__Your goal__. Your task is to copy each line of the material below that includes "Ihre".

====

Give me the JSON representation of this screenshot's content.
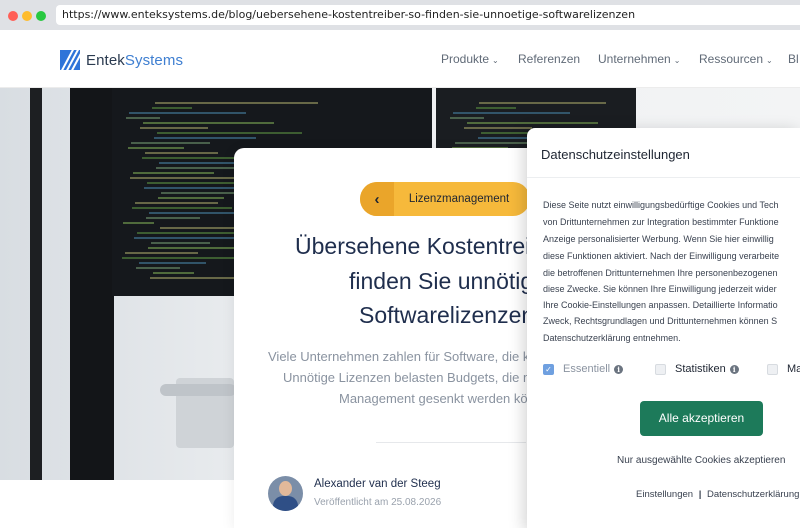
{
  "browser": {
    "url": "https://www.enteksystems.de/blog/uebersehene-kostentreiber-so-finden-sie-unnoetige-softwarelizenzen"
  },
  "header": {
    "logo_part1": "Entek",
    "logo_part2": "Systems",
    "nav": [
      {
        "label": "Produkte",
        "has_dropdown": true
      },
      {
        "label": "Referenzen",
        "has_dropdown": false
      },
      {
        "label": "Unternehmen",
        "has_dropdown": true
      },
      {
        "label": "Ressourcen",
        "has_dropdown": true
      },
      {
        "label": "Bl",
        "has_dropdown": false
      }
    ]
  },
  "article": {
    "category": "Lizenzmanagement",
    "title_lines": [
      "Übersehene Kostentrei",
      "finden Sie unnötig",
      "Softwarelizenzen"
    ],
    "lead_lines": [
      "Viele Unternehmen zahlen für Software, die ka",
      "Unnötige Lizenzen belasten Budgets, die mi",
      "Management gesenkt werden kön"
    ],
    "author": "Alexander van der Steeg",
    "published": "Veröffentlicht am 25.08.2026"
  },
  "consent": {
    "title": "Datenschutzeinstellungen",
    "text_lines": [
      "Diese Seite nutzt einwilligungsbedürftige Cookies und Tech",
      "von Drittunternehmen zur Integration bestimmter Funktione",
      "Anzeige personalisierter Werbung. Wenn Sie hier einwillig",
      "diese Funktionen aktiviert. Nach der Einwilligung verarbeite",
      "die betroffenen Drittunternehmen Ihre personenbezogenen",
      "diese Zwecke. Sie können Ihre Einwilligung jederzeit wider",
      "Ihre Cookie-Einstellungen anpassen. Detaillierte Informatio",
      "Zweck, Rechtsgrundlagen und Drittunternehmen können S",
      "Datenschutzerklärung entnehmen."
    ],
    "options": [
      {
        "label": "Essentiell",
        "checked": true,
        "disabled": true
      },
      {
        "label": "Statistiken",
        "checked": false,
        "disabled": false
      },
      {
        "label": "Ma",
        "checked": false,
        "disabled": false
      }
    ],
    "accept_all": "Alle akzeptieren",
    "accept_selected": "Nur ausgewählte Cookies akzeptieren",
    "settings_link": "Einstellungen",
    "link_separator": "|",
    "privacy_link": "Datenschutzerklärung"
  },
  "colors": {
    "brand_blue": "#2f74d9",
    "navy": "#1f2e4d",
    "category_yellow": "#f6b93b",
    "accept_green": "#1d7a5a"
  }
}
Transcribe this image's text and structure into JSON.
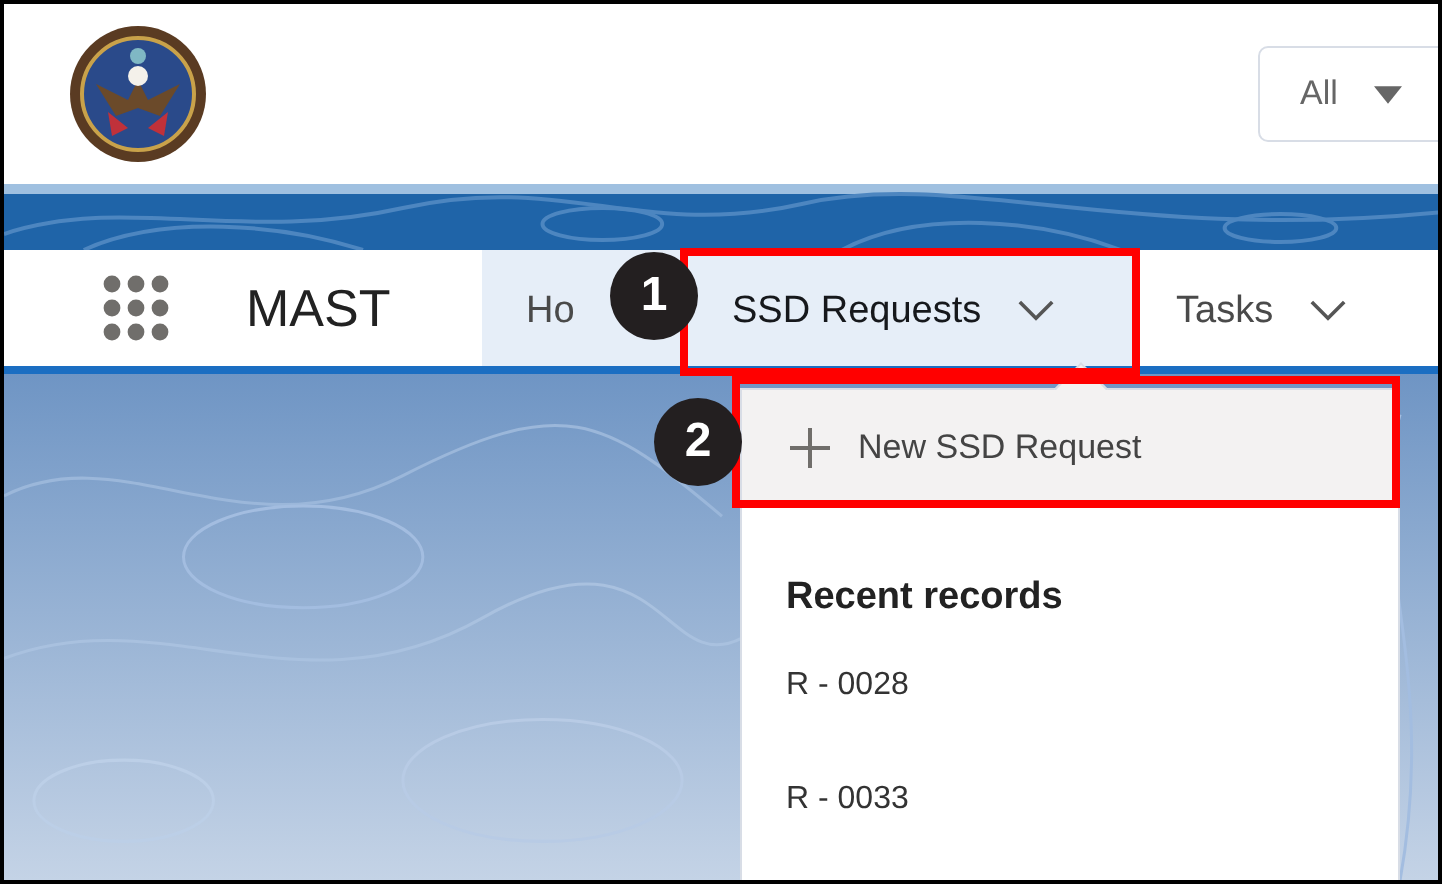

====

__Answer to the problem__.
      "die betroffenen Drittunternehmen Ihre personenbezogenen",
      "diese Zwecke. Sie können Ihre Einwilligung jederzeit wider",
      "Ihre Cookie-Einstellungen anpassen. Detaillierte Informatio",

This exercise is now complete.